Maybe the Times reporters didn’t take Aristide seriously. Among the poor majority, most of whom do not speak English, Aristide was very popular, but foreign reporters in Haiti tend to spend more time with State Department officials than with the poor majority. Or maybe Times journalists did take Aristide seriously, but found the restitution claim silly and feared reporting on it would further sully his standing abroad. Repairing colonial atrocities was ‘unthinkable’ for most Americans in 2003, the year their president stood under a banner proclaiming the mission in Iraq against WMDs and terrorism accomplished. What was thinkable, what most Times readers were thinking about, was muscular humanitarian intervention – which was soon to come in Haiti. Hours after Aristide was shown out, the US sent in the Marines. Three months later, on 2 June 2004, the paper reported that ‘United States commanders began turning over this anarchic, flood-ravaged, starving nation 500 miles from Florida to a handful of United Nations troops.’
Understanding why the Times chose 2022 to cover the story of Haiti’s debt is easier. It’s a different era in the United States: a period of imperial decline; of outrage at the police murdering Black people; of Confederate statues coming down; of studious non-intervention abroad; of anti-colonialism and anti-racism. Across the former imperial powers, it is a time of reckoning with history. Despite the reactionary backlash, it remains easier to identify and expose the wrongs of the past – all those dead white racist men – than it is to examine the ones we commit and perpetuate in our lifetimes.
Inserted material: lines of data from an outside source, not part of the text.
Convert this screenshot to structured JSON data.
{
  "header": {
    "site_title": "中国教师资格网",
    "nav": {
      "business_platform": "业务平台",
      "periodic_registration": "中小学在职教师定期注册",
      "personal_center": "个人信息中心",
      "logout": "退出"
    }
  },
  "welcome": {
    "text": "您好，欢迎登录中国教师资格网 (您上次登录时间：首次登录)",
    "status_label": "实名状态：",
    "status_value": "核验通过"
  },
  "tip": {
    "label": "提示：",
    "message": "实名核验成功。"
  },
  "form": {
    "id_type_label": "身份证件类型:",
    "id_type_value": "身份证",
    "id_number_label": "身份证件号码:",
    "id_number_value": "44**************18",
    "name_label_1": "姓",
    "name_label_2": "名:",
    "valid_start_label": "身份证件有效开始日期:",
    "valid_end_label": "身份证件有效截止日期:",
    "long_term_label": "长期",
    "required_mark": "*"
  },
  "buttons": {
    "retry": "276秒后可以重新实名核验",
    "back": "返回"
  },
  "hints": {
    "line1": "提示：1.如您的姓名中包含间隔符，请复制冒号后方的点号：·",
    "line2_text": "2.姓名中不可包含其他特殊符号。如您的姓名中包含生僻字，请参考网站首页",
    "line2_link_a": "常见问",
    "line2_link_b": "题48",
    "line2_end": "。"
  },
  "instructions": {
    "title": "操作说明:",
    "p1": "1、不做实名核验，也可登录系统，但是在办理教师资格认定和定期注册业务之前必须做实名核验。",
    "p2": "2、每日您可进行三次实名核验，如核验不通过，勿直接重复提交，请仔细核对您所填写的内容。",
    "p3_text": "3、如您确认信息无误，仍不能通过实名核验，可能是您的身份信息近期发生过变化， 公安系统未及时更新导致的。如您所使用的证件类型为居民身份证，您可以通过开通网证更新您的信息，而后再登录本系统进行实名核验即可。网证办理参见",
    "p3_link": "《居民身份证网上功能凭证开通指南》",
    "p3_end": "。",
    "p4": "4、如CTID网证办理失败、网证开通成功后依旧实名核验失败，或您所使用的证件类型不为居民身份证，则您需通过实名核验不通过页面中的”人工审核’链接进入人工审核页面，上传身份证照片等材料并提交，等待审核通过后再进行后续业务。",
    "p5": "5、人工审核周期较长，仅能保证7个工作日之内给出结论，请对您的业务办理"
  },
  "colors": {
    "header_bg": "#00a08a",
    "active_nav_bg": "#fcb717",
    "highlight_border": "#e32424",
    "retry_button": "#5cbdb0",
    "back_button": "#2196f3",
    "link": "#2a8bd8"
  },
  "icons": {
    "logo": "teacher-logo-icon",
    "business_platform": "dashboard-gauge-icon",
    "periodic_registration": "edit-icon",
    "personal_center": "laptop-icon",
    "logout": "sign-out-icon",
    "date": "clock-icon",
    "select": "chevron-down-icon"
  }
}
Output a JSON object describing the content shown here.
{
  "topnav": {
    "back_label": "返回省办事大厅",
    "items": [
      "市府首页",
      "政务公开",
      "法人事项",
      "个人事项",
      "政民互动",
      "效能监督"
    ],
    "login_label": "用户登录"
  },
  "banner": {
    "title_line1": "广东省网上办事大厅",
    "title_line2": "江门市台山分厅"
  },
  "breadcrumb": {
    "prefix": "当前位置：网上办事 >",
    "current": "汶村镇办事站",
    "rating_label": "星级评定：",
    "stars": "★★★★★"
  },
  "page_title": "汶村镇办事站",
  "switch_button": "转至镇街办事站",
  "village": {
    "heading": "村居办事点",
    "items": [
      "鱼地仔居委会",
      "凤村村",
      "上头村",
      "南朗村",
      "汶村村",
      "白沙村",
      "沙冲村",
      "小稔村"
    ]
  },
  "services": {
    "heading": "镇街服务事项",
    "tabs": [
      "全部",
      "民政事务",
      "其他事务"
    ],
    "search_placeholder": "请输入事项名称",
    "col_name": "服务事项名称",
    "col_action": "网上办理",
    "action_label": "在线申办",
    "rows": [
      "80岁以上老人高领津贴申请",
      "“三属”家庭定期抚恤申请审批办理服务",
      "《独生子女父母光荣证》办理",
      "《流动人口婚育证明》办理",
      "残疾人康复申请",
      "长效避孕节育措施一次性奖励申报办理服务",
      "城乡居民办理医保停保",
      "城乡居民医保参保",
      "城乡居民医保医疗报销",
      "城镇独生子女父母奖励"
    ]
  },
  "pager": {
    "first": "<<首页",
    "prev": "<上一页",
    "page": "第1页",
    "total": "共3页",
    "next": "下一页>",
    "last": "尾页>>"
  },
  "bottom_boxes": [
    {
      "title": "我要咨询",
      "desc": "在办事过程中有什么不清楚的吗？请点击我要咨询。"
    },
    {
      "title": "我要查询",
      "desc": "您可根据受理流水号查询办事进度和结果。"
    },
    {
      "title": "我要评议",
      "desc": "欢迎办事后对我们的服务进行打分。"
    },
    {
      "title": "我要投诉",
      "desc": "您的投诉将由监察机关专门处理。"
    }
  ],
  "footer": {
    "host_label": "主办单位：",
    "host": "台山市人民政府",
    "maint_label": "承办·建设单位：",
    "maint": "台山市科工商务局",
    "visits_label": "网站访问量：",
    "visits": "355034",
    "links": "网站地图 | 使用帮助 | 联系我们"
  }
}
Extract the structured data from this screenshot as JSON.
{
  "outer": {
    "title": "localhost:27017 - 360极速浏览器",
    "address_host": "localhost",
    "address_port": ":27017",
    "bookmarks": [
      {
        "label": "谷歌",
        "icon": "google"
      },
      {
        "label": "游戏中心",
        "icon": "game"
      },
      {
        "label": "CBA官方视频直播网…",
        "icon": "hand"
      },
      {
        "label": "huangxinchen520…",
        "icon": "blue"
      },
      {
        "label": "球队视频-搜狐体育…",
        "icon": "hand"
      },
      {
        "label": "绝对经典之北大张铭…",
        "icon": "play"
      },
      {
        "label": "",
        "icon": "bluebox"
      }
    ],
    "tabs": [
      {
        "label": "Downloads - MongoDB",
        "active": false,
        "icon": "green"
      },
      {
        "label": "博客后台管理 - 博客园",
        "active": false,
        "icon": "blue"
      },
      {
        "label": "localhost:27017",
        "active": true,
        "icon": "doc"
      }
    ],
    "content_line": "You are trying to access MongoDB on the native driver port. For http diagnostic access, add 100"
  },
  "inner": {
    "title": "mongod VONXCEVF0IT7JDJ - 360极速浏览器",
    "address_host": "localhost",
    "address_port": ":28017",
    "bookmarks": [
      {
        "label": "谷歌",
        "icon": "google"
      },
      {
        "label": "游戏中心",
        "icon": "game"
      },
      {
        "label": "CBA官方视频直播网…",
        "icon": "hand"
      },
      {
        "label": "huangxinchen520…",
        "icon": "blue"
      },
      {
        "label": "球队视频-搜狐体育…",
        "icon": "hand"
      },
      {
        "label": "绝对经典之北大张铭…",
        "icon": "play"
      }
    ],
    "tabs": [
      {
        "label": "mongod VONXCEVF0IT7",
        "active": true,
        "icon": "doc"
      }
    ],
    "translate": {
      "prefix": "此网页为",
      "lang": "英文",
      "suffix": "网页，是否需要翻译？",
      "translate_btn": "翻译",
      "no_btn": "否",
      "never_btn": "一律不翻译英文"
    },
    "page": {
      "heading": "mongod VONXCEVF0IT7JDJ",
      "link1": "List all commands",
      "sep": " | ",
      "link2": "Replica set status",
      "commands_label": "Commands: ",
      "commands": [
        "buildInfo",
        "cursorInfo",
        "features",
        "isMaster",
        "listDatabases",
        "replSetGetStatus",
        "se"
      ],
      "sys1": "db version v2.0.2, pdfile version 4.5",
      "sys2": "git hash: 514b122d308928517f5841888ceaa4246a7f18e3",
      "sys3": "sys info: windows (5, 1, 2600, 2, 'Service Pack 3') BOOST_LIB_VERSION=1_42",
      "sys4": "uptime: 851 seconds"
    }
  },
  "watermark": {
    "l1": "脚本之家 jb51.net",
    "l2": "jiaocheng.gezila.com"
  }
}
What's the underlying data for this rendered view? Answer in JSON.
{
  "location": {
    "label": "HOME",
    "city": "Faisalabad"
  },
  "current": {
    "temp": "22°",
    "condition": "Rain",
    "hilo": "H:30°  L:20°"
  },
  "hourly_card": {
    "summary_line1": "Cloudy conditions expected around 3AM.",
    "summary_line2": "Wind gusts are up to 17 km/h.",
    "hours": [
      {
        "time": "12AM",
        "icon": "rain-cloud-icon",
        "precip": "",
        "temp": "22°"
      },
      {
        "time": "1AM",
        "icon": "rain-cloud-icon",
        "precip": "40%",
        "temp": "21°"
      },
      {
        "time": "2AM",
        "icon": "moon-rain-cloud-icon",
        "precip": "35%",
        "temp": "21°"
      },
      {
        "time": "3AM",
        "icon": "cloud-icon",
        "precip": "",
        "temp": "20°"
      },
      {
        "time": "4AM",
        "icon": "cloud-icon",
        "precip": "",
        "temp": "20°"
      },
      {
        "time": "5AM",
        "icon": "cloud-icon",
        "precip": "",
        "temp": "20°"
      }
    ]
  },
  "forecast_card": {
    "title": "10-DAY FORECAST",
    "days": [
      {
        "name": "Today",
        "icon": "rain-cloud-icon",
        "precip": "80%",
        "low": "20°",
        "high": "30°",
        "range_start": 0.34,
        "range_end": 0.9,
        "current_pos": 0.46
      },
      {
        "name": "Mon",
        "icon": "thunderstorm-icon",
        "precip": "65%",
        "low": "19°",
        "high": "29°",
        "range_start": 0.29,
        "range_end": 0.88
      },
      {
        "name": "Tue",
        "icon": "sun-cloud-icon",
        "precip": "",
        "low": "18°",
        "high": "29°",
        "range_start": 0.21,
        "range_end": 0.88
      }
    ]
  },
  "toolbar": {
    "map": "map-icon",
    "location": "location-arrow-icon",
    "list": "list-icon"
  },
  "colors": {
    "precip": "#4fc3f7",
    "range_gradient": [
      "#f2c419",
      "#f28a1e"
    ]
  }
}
But that’s exactly what the Times should be using its singular platform to do. In Haiti, it should be investigating the United States’ continued support of an unelected head of government, Ariel Henry, who is implicated in his predecessor’s murder. It should run a long interview with Daniel Foote, the whistleblower envoy who quit last year, disgusted with US interference in Haiti. I could go on. There is no dearth of mysteries and perversities in today’s Haiti, many of which can be traced to the workings of US power. An obvious place to start would be in its own newsroom: Why didn’t the Times cover Aristide’s debt campaign in 2003?